“Would Christ spend his time on something as trivial as sport,” a young Church of England curate asked, “or would he play to win? I think he would take the middle ground.”

Sounds very like our curate Rob Glenny, who was the opening bowler. And if it wasn’t he who thought of it, I bet he wishes he had.

Scotland’s Wake-Up Call

What a relief to wake up on 19 September and learn that Scottish voters had voted resoundingly against independence! So the United Kingdom remains united. Sort of.

As democrats we should rejoice that this momentous outcome was possible within a peaceful democratic process. This is a moment in history when nations should seek to be growing together, rather than separating from one another. The recent history of nations that have divided, and the bitter warfare that so often follows, not only between those that were formerly united, but also within the newly formed nations as different factions or tribes vie for power, shows the dreadful dangers of nationalism and separatism. Some of the violent rhetoric of the Scottish Yes campaigners was, frankly, quite frightening.

So we have a result which preserves the Union, and which both sides have pledged to respect and to work with. But that should not mean that the UK Government breathes a collective sigh of relief and returns to business as usual. For very many people, one of the strongest appeals of the Yes campaign was the promise of creating a fairer society. And this should give us and our Government great pause. Because it means that a large number of us believe that this is very far from being a fair society.

The statistics speak for themselves. The UK is one of the most unequal societies in the Western world, third only to the USA and Portugal. During the recession of the 2000s real incomes have declined for most people, with ⅓ of workers having a pay freeze or even a pay cut. Not so the rich. In 2012 it was revealed that the richest 1000 people in the UK had increased their wealth by 4.7%. And let me tell you, 4.7% of a million pounds is a lot of money. Pay rises were also widely different depending where you stand on the already well-off scale. Average pay rises this year are:

Bankers 35%
FTSE 100 directors 14%
MPs 11%
Nurses, teachers, members of the armed forces 1%
Police 0%

Pay differentials between top CEOs and the lowest paid of their workers are typically about 300:1. Yes, the boss ‘earns’, or at least gets paid, 300 times what the lowest paid worker in the company does. Our politicians obviously don’t think this is a problem. Why would they? In 2010 23 out of 29 members of the Cabinet were millionaires, several of them with fortunes running into billions. Privately educated, from the upper classes of society – why would they even think of introducing a reformed monetary system, or a new set of taxes to seriously redistribute wealth and properly fund the NHS?

Is it any wonder that not even ⅔ of those eligible turn out to vote even in General Elections? Why bother, when my vote seems to make no difference, and all the political parties seem to be in league to preserve the status quo?
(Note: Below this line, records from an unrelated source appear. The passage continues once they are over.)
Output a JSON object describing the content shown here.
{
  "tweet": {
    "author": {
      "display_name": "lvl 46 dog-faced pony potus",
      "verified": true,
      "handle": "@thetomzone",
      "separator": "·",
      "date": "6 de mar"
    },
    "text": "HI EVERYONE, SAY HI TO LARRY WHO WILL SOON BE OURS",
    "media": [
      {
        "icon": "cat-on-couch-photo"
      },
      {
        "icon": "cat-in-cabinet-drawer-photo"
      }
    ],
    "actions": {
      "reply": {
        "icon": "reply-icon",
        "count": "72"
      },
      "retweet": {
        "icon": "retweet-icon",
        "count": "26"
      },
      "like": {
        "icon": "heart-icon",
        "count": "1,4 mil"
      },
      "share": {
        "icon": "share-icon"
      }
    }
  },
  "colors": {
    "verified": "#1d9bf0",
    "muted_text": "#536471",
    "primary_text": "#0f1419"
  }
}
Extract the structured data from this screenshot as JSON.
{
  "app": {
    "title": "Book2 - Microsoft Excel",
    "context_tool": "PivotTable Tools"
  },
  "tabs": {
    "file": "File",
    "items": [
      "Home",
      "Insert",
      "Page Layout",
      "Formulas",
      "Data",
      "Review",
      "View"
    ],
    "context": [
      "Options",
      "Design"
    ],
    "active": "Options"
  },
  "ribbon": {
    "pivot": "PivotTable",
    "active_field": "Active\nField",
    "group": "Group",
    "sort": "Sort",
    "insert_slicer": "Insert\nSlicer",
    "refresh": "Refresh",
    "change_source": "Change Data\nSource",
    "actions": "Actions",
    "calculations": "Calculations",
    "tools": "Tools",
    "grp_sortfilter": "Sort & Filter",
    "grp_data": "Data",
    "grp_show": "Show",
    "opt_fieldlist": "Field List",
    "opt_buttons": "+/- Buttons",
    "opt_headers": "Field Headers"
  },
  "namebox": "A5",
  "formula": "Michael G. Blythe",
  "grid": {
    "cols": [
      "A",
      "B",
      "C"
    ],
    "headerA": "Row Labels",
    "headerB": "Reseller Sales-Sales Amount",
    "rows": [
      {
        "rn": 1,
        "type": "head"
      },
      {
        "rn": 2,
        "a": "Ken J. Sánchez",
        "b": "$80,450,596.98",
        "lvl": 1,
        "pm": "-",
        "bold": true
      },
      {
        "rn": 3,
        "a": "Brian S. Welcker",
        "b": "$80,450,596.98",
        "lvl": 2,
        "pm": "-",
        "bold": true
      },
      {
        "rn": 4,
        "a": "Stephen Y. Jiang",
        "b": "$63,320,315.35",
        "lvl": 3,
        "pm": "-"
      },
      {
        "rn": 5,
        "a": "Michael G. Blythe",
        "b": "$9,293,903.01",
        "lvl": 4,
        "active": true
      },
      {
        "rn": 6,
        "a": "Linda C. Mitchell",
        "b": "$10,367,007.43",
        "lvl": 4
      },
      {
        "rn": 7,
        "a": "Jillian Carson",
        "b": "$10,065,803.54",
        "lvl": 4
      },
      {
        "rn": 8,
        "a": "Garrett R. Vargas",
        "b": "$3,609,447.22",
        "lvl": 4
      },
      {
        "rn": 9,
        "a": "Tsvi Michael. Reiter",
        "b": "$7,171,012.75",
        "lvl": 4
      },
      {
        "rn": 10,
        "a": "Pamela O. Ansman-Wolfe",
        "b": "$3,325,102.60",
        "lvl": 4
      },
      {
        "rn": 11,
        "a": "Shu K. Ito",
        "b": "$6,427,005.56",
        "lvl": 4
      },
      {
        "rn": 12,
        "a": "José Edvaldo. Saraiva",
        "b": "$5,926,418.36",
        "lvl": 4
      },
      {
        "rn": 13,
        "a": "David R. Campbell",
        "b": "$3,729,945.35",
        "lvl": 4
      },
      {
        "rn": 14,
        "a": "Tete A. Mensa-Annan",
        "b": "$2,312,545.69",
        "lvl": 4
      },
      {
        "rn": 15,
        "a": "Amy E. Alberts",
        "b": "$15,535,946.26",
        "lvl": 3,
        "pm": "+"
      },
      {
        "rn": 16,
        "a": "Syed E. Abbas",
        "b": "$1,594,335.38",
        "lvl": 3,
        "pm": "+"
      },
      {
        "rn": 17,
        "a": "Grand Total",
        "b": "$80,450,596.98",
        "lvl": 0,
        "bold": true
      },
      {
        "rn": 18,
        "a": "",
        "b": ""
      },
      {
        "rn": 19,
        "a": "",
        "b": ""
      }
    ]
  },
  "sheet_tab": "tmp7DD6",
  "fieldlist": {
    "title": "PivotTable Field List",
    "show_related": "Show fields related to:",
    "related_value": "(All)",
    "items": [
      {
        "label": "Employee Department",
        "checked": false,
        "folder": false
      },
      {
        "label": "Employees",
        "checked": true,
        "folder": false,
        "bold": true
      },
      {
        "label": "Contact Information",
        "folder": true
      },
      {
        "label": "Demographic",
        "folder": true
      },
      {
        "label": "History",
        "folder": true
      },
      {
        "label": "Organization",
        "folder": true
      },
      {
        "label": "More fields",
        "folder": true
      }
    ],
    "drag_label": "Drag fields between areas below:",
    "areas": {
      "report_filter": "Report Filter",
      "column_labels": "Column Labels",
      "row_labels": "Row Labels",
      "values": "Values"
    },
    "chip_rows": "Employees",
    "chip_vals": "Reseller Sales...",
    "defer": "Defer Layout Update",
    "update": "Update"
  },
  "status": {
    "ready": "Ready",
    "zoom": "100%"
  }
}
Is it any wonder that UKIP and even more far right parties are gaining in support? But the Scottish referendum engaged the electorate in such a way that 85% of them turned out to vote. There is hope that, when given the chance to really influence the course of events, the British electorate will have and express their views. And what’s clear today is: British society and politics have got to change.

So, thank you, Scotland, for voting to preserve the Union. And thank you for showing the rest of us how it’s possible to get the vast majority of the electorate to vote for a fair society. It’s time to tell the Westminster elite: the rest of us want one too!

Sources include
Pride’s Purge
The Equality Trust
The Green Party, and especially their call for a People’s Constitutional Convention